Hachiko’s Family Reunited 90 years after his Birth

After 55 years since Yaeko, Professor Ueno’s wife passed away, they are joined together in Tokyo’s Aoyama cemetery. Family descendants held a ceremony on May 19 to commemorate the event of Professor Ueno’s reunification with his wife Yaeko. Ueno’s family had initially chosen another bride for him, as was the custom during that time, but they never married. The Professor eventually met Yaeko, a tea ceremony instructor, and they set up a household in Shibuya Ward. But, due to his previous pledge, they never legally married. After Ueno’s sudden death at age 53, Yaeko was not allowed to continue living in their home due to inheritance rights.

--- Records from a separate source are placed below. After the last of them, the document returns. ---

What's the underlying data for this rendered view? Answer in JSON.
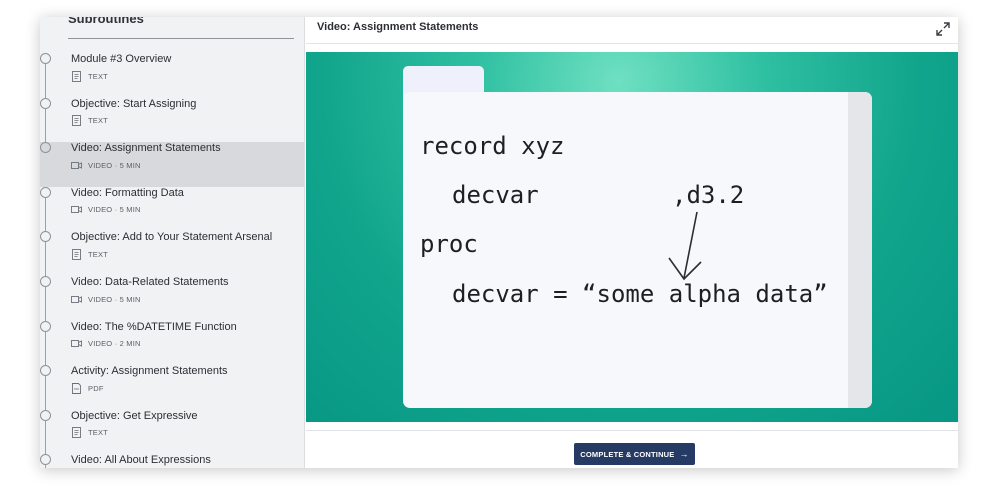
{
  "sidebar": {
    "section_title": "Subroutines",
    "items": [
      {
        "title": "Module #3 Overview",
        "meta": "TEXT",
        "icon": "text-doc-icon"
      },
      {
        "title": "Objective: Start Assigning",
        "meta": "TEXT",
        "icon": "text-doc-icon"
      },
      {
        "title": "Video: Assignment Statements",
        "meta": "VIDEO · 5 MIN",
        "icon": "video-camera-icon",
        "active": true
      },
      {
        "title": "Video: Formatting Data",
        "meta": "VIDEO · 5 MIN",
        "icon": "video-camera-icon"
      },
      {
        "title": "Objective: Add to Your Statement Arsenal",
        "meta": "TEXT",
        "icon": "text-doc-icon"
      },
      {
        "title": "Video: Data-Related Statements",
        "meta": "VIDEO · 5 MIN",
        "icon": "video-camera-icon"
      },
      {
        "title": "Video: The %DATETIME Function",
        "meta": "VIDEO · 2 MIN",
        "icon": "video-camera-icon"
      },
      {
        "title": "Activity: Assignment Statements",
        "meta": "PDF",
        "icon": "pdf-doc-icon"
      },
      {
        "title": "Objective: Get Expressive",
        "meta": "TEXT",
        "icon": "text-doc-icon"
      },
      {
        "title": "Video: All About Expressions",
        "meta": "",
        "icon": ""
      }
    ]
  },
  "main": {
    "header_title": "Video: Assignment Statements",
    "video": {
      "code_lines": [
        "record xyz",
        "decvar",
        ",d3.2",
        "proc",
        "decvar = “some alpha data”"
      ]
    },
    "complete_button": "COMPLETE & CONTINUE",
    "complete_arrow": "→"
  },
  "colors": {
    "sidebar_bg": "#f1f2f3",
    "active_item_bg": "#d8d9dc",
    "video_teal": "#11a58c",
    "button_navy": "#253b63"
  }
}
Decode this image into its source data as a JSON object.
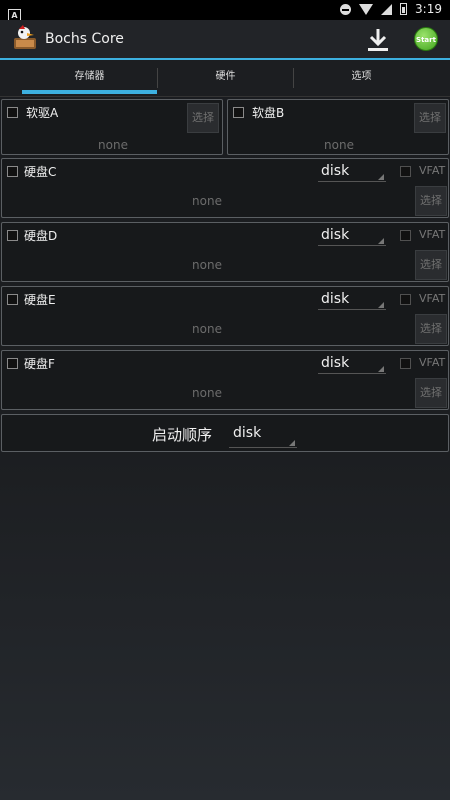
{
  "status_bar": {
    "time": "3:19"
  },
  "app": {
    "title": "Bochs Core",
    "start_label": "Start"
  },
  "tabs": [
    {
      "label": "存储器",
      "selected": true
    },
    {
      "label": "硬件",
      "selected": false
    },
    {
      "label": "选项",
      "selected": false
    }
  ],
  "floppies": [
    {
      "label": "软驱A",
      "path": "none",
      "select_label": "选择"
    },
    {
      "label": "软盘B",
      "path": "none",
      "select_label": "选择"
    }
  ],
  "hard_disks": [
    {
      "label": "硬盘C",
      "type": "disk",
      "vfat_label": "VFAT",
      "path": "none",
      "select_label": "选择"
    },
    {
      "label": "硬盘D",
      "type": "disk",
      "vfat_label": "VFAT",
      "path": "none",
      "select_label": "选择"
    },
    {
      "label": "硬盘E",
      "type": "disk",
      "vfat_label": "VFAT",
      "path": "none",
      "select_label": "选择"
    },
    {
      "label": "硬盘F",
      "type": "disk",
      "vfat_label": "VFAT",
      "path": "none",
      "select_label": "选择"
    }
  ],
  "boot": {
    "label": "启动顺序",
    "value": "disk"
  },
  "colors": {
    "accent": "#3db0e0",
    "start_button": "#4caf2a"
  },
  "icons": [
    "notification-a-icon",
    "dnd-icon",
    "wifi-icon",
    "signal-icon",
    "battery-icon",
    "bochs-logo-icon",
    "download-icon"
  ]
}
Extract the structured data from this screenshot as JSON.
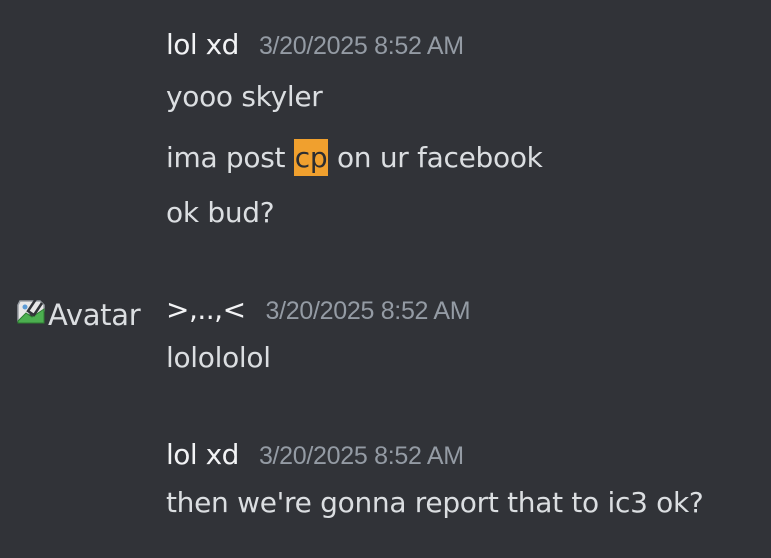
{
  "messages": [
    {
      "username": "lol xd",
      "timestamp": "3/20/2025 8:52 AM",
      "lines": {
        "l1": "yooo skyler",
        "l2_before": "ima post ",
        "l2_highlight": "cp",
        "l2_after": " on ur facebook",
        "l3": "ok bud?"
      }
    },
    {
      "avatar_alt": "Avatar",
      "username": ">,..,<",
      "timestamp": "3/20/2025 8:52 AM",
      "lines": {
        "l1": "lolololol"
      }
    },
    {
      "username": "lol xd",
      "timestamp": "3/20/2025 8:52 AM",
      "lines": {
        "l1": "then we're gonna report that to ic3 ok?"
      }
    }
  ],
  "colors": {
    "background": "#313338",
    "username": "#f2f3f5",
    "timestamp": "#949ba4",
    "text": "#dbdee1",
    "highlight": "#f0a02e"
  },
  "icons": {
    "avatar": "broken-image-icon"
  }
}
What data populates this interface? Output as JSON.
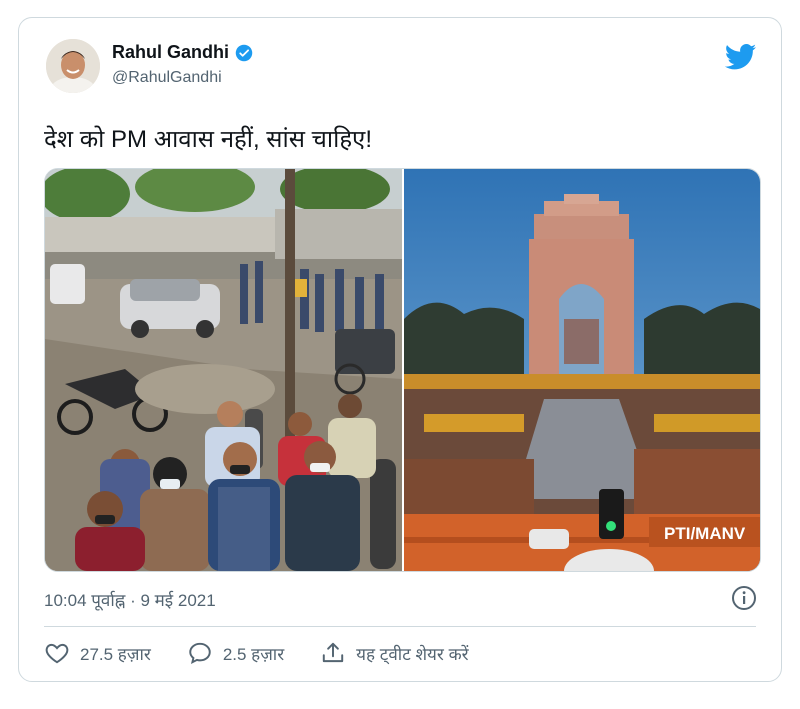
{
  "author": {
    "name": "Rahul Gandhi",
    "handle": "@RahulGandhi",
    "verified": true
  },
  "tweet": {
    "text": "देश को PM आवास नहीं, सांस चाहिए!",
    "timestamp": "10:04 पूर्वाह्न · 9 मई 2021"
  },
  "media": {
    "left_image_caption": "",
    "right_image_caption": "PTI/MANV"
  },
  "actions": {
    "likes": "27.5 हज़ार",
    "replies": "2.5 हज़ार",
    "share": "यह ट्वीट शेयर करें"
  },
  "colors": {
    "brand": "#1d9bf0",
    "text": "#0f1419",
    "secondary": "#536471",
    "border": "#cfd9de"
  },
  "icons": [
    "verified-badge-icon",
    "twitter-bird-icon",
    "info-icon",
    "heart-icon",
    "reply-icon",
    "share-icon"
  ]
}
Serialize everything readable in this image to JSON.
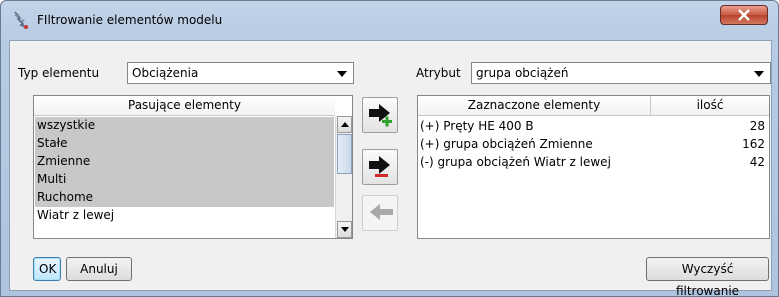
{
  "window": {
    "title": "FIltrowanie elementów modelu"
  },
  "left": {
    "type_label": "Typ elementu",
    "type_value": "Obciążenia",
    "list_header": "Pasujące elementy",
    "items": [
      "wszystkie",
      "Stałe",
      "Zmienne",
      "Multi",
      "Ruchome",
      "Wiatr z lewej"
    ],
    "selected": [
      true,
      true,
      true,
      true,
      true,
      false
    ]
  },
  "right": {
    "attr_label": "Atrybut",
    "attr_value": "grupa obciążeń",
    "col_selected": "Zaznaczone elementy",
    "col_count": "ilość",
    "rows": [
      {
        "name": "(+) Pręty HE 400 B",
        "count": "28"
      },
      {
        "name": "(+) grupa obciążeń Zmienne",
        "count": "162"
      },
      {
        "name": "(-) grupa obciążeń Wiatr z lewej",
        "count": "42"
      }
    ]
  },
  "buttons": {
    "ok": "OK",
    "cancel": "Anuluj",
    "clear": "Wyczyść filtrowanie"
  },
  "colors": {
    "add": "#2fa12f",
    "remove": "#d02828",
    "selection": "#c8c8c8"
  }
}
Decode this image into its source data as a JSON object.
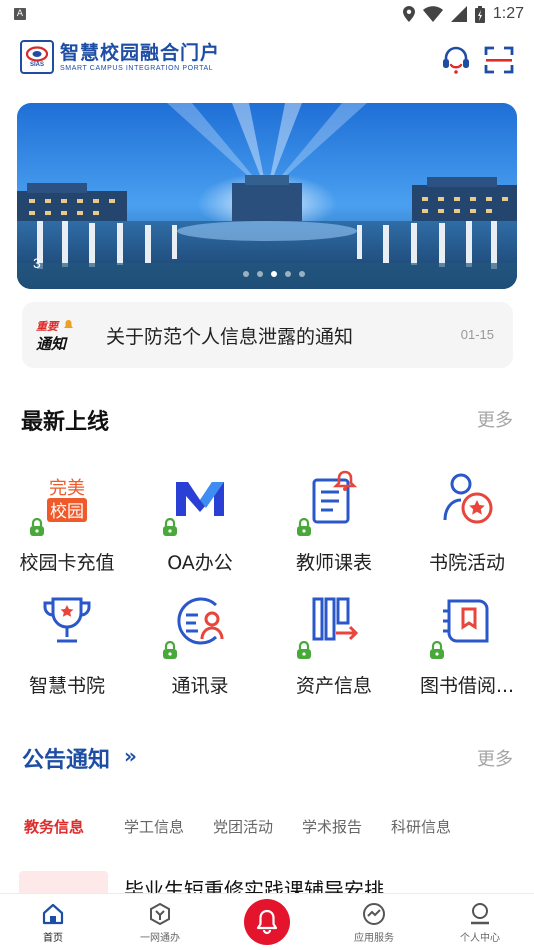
{
  "status_bar": {
    "time": "1:27",
    "left_indicator": "A"
  },
  "header": {
    "logo_badge_text": "SIAS",
    "title": "智慧校园融合门户",
    "subtitle": "SMART CAMPUS INTEGRATION PORTAL",
    "icons": [
      "headset-icon",
      "scan-icon"
    ]
  },
  "banner": {
    "index_label": "3",
    "dot_count": 5,
    "active_dot": 2
  },
  "notice": {
    "badge_top": "重要",
    "badge_bottom": "通知",
    "title": "关于防范个人信息泄露的通知",
    "date": "01-15"
  },
  "latest": {
    "title": "最新上线",
    "more": "更多",
    "apps": [
      {
        "label": "校园卡充值",
        "icon": "campus-card-icon",
        "locked": true
      },
      {
        "label": "OA办公",
        "icon": "oa-icon",
        "locked": true
      },
      {
        "label": "教师课表",
        "icon": "teacher-schedule-icon",
        "locked": true
      },
      {
        "label": "书院活动",
        "icon": "academy-activity-icon",
        "locked": false
      },
      {
        "label": "智慧书院",
        "icon": "trophy-icon",
        "locked": false
      },
      {
        "label": "通讯录",
        "icon": "contacts-icon",
        "locked": true
      },
      {
        "label": "资产信息",
        "icon": "asset-icon",
        "locked": true
      },
      {
        "label": "图书借阅...",
        "icon": "library-icon",
        "locked": true
      }
    ],
    "icon_bar_text": {
      "campus_card_top": "完美",
      "campus_card_bottom": "校园"
    }
  },
  "announcements": {
    "title": "公告通知",
    "chevron": "»",
    "more": "更多",
    "tabs": [
      "教务信息",
      "学工信息",
      "党团活动",
      "学术报告",
      "科研信息"
    ],
    "active_tab": 0,
    "first_item_title": "毕业生短重修实践课辅导安排"
  },
  "bottom_nav": {
    "items": [
      {
        "label": "首页",
        "icon": "home-icon",
        "active": true
      },
      {
        "label": "一网通办",
        "icon": "one-stop-icon",
        "active": false
      },
      {
        "label": "应用服务",
        "icon": "app-service-icon",
        "active": false
      },
      {
        "label": "个人中心",
        "icon": "profile-icon",
        "active": false
      }
    ],
    "center_icon": "bell-icon"
  },
  "colors": {
    "brand_blue": "#1d4ea4",
    "accent_red": "#e02b2b",
    "bell_red": "#e3142c",
    "lock_green": "#48a83a"
  }
}
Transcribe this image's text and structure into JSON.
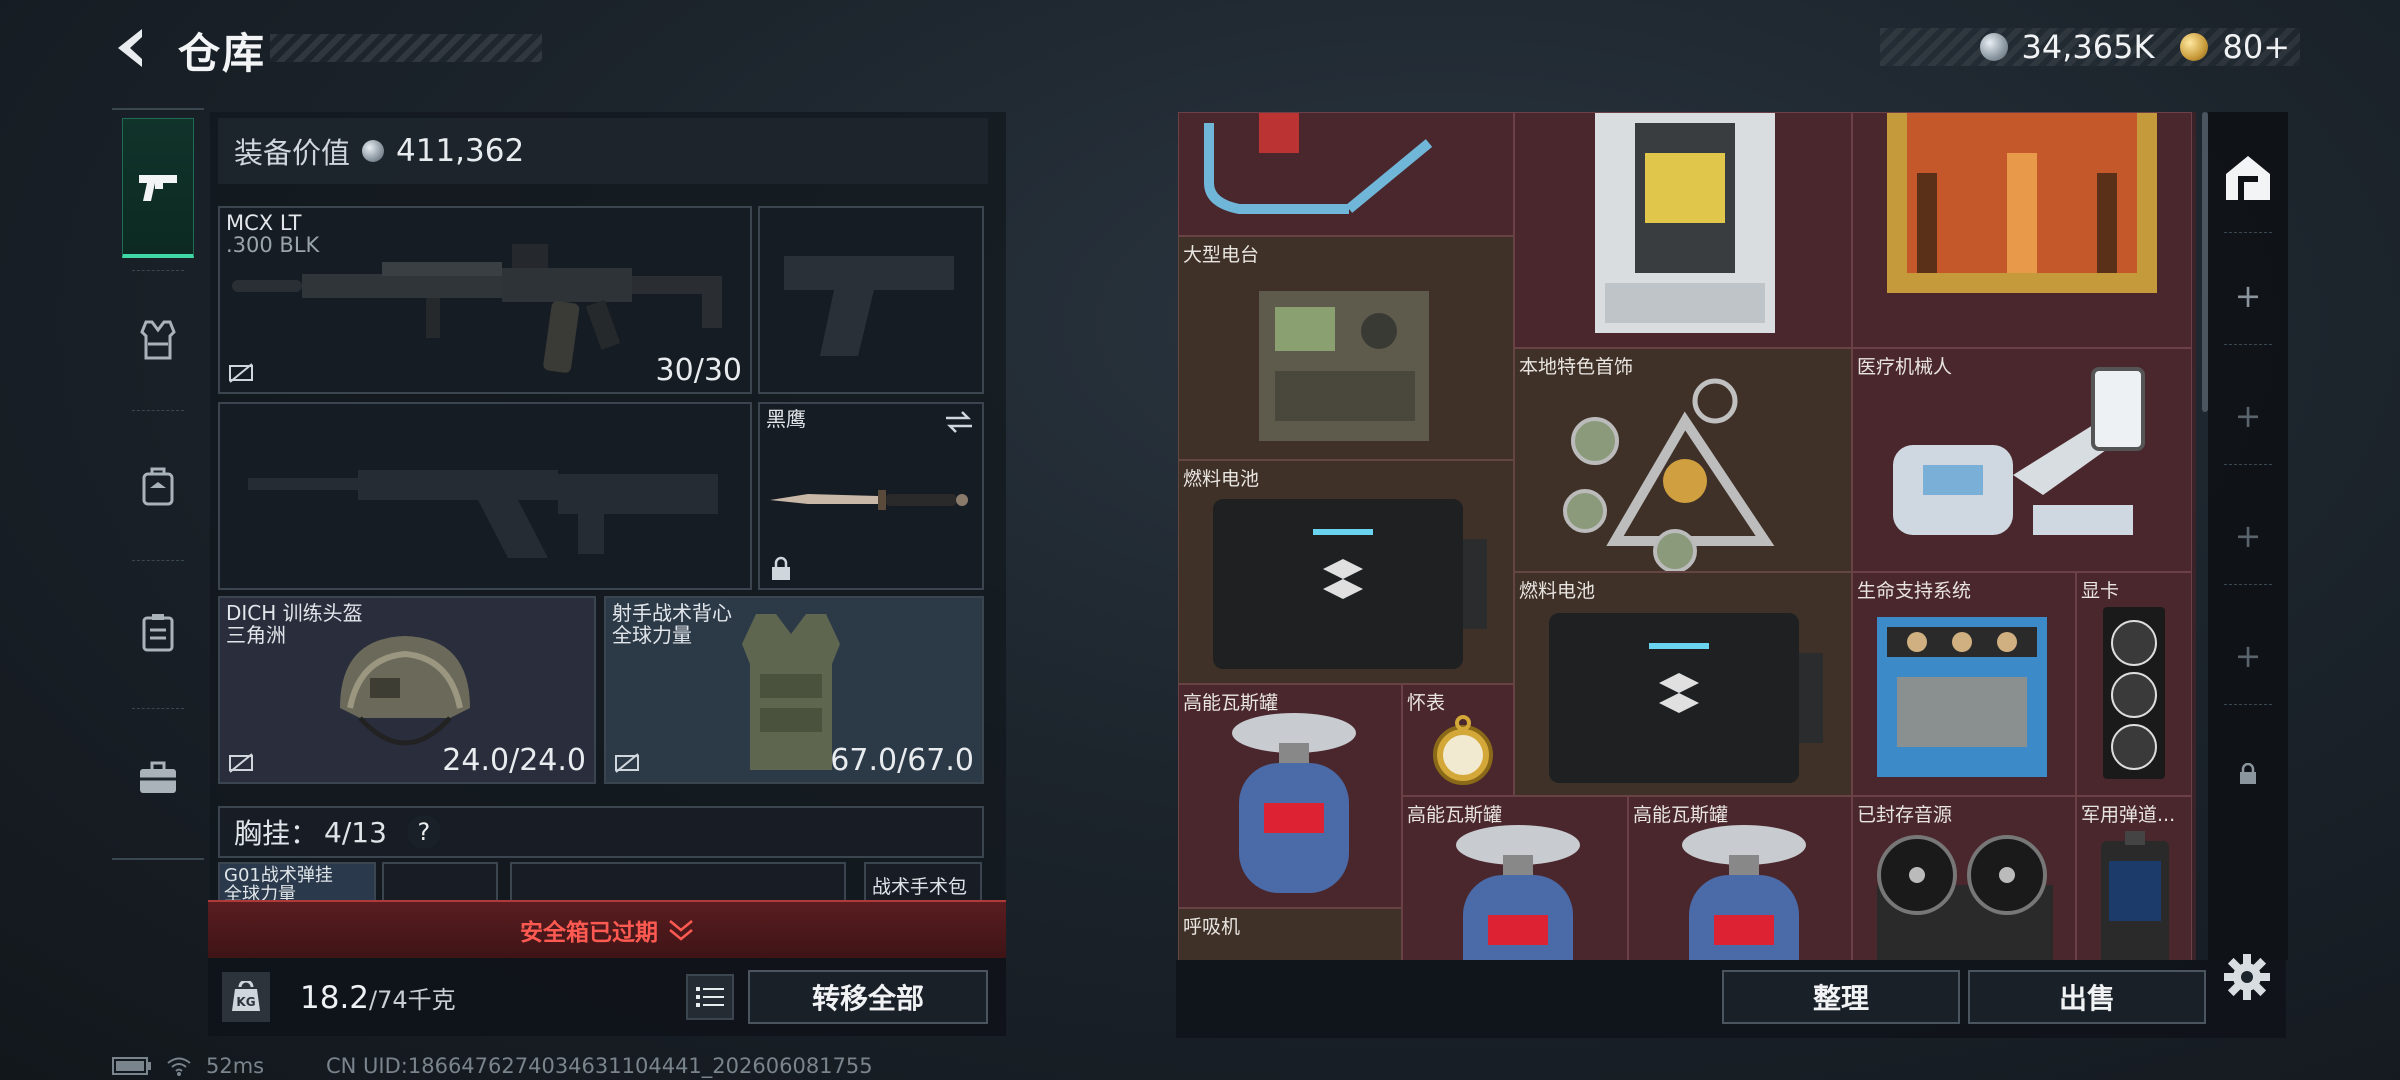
{
  "header": {
    "title": "仓库"
  },
  "currency": {
    "silver": "34,365K",
    "gold": "80+"
  },
  "equipment": {
    "value_label": "装备价值",
    "value": "411,362",
    "primary": {
      "name": "MCX LT",
      "caliber": ".300 BLK",
      "ammo": "30/30"
    },
    "melee": {
      "name": "黑鹰"
    },
    "helmet": {
      "name": "DICH 训练头盔",
      "faction": "三角洲",
      "durability": "24.0/24.0"
    },
    "vest": {
      "name": "射手战术背心",
      "faction": "全球力量",
      "durability": "67.0/67.0"
    },
    "chest_label": "胸挂：",
    "chest_count": "4/13",
    "chest_help": "?",
    "sub_slot_1": "G01战术弹挂",
    "sub_slot_1_sub": "全球力量",
    "sub_slot_right": "战术手术包"
  },
  "safe_box": {
    "label": "安全箱已过期"
  },
  "weight": {
    "current": "18.2",
    "max": "/74千克"
  },
  "buttons": {
    "transfer_all": "转移全部",
    "organize": "整理",
    "sell": "出售"
  },
  "grid_items": [
    {
      "name": "大型电台"
    },
    {
      "name": "本地特色首饰"
    },
    {
      "name": "医疗机械人"
    },
    {
      "name": "燃料电池"
    },
    {
      "name": "燃料电池"
    },
    {
      "name": "生命支持系统"
    },
    {
      "name": "显卡"
    },
    {
      "name": "高能瓦斯罐"
    },
    {
      "name": "怀表"
    },
    {
      "name": "高能瓦斯罐"
    },
    {
      "name": "高能瓦斯罐"
    },
    {
      "name": "已封存音源"
    },
    {
      "name": "军用弹道..."
    },
    {
      "name": "呼吸机"
    }
  ],
  "status": {
    "ping": "52ms",
    "uid": "CN UID:1866476274034631104441_202606081755"
  },
  "icons": [
    "back-arrow-icon",
    "pistol-icon",
    "vest-icon",
    "backpack-icon",
    "case-icon",
    "briefcase-icon",
    "swap-icon",
    "lock-icon",
    "no-drop-icon",
    "weight-icon",
    "list-icon",
    "house-icon",
    "plus-icon",
    "gear-icon",
    "battery-icon",
    "wifi-icon"
  ]
}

After moving several times, Professor Ueno’s former students pitched in to purchase a home for the grieving widow. Through it all, Yaeko always made sure Hachiko was well cared for. The loyal Akita’s frequent escapes to “wait” for the professor’s return, made it clear that he needed to be closer to the train station at Shibuya. To this end, Hachiko moved several times, eventually ending up with Professor Ueno’s former gardener. Hachi and Yaeko: The Truth Many believe that Yaeko had a poor relationship with Hachiko. However, 93-year-old Takeshi Ando, who created the second Hachiko statue at Shibuya Station, denied these claims. His father, Teru Ando, who produced the first statue of Hachiko, often took the dog into his studio. Hachiko was old and weak and Ando could not capture a good pose. But when Yaeko arrived to see Hachiko, the dog stood up energetically and ran straight toward Yaeko.  According to Takeshi Ando, his father made the statue from Hachiko’s appearance at that moment. “It was wonderful how joyful Hachiko was when he saw Yaeko,” Ando said. In later life, Yaeko told her family members, “I want my remains to be placed in the grave of my beloved Prof. Ueno when I die.” But sadly, her wish was not honored, and she was laid to rest in another cemetery in Tokyo. In 2013, which marked the 90th anniversary of Hachiko’s birth, Keita Matsui, the 48-year-old curator at Shibuya Folk and Literary Shirane Memorial Museum, and Professor Shiozawa, 63, of the University of Tokyo, agreed to make Yaeko’s wish come true. Shiozawa heads a study lab established by Ueno, and was president of the Japanese Society of Irrigation, Drainage and Rural Engineering which manages Ueno’s grave. After obtaining agreement from the descendants of Ueno and Yaeko’s families, they began efforts to move Yaeko’s remains. The Family Unites Shiozawa played a leading in negotiations with the Tokyo metropolitan government, which manages the cemetery. It took around two years to obtain the proper burial rights. The great-grandson of Yaeko, Masami Takahashi, 65, attended the ceremony on May 19. He said, “I was moved to think that love can transcend time. All my family members are glad.” Matsui, who has studied Hachiko’s life for many years, said that it was appropriate since Ueno and Yaeko lived together in Shibuya ward. “To Hachiko the professor was his father, and Yaeko was his mother”, he said. “By putting the names of both (Hidesaburo and Yaeko) on their grave, we can show future generations the fact that Hachiko had two keepers,” added Shiozawa. Oasis of Tranquility In the spring, the walking paths of Aoyama cemetery are lined with vibrant pink cherry blossoms and the expansive grounds are a popular place to walk. The foreigners’ cemetery section is fascinating. One can see the history of expats, from around the world, who lived in Japan many years ago. Hachiko’s memorial is also located in the small family enclosure. It contains a shrine, a small Akita statue, flower vases, incense sticks and various offerings. Every time I visit, the tokens vary. The last time, I saw many foreign coins. In respect, I left a coin as my offering as so many have done through the years. It was a teary moment thinking of all the people who continue to love and honor Hachiko. Hachiko’s family loved him and each other dearly, that much is clear. While they’re no longer with us, their story lives on…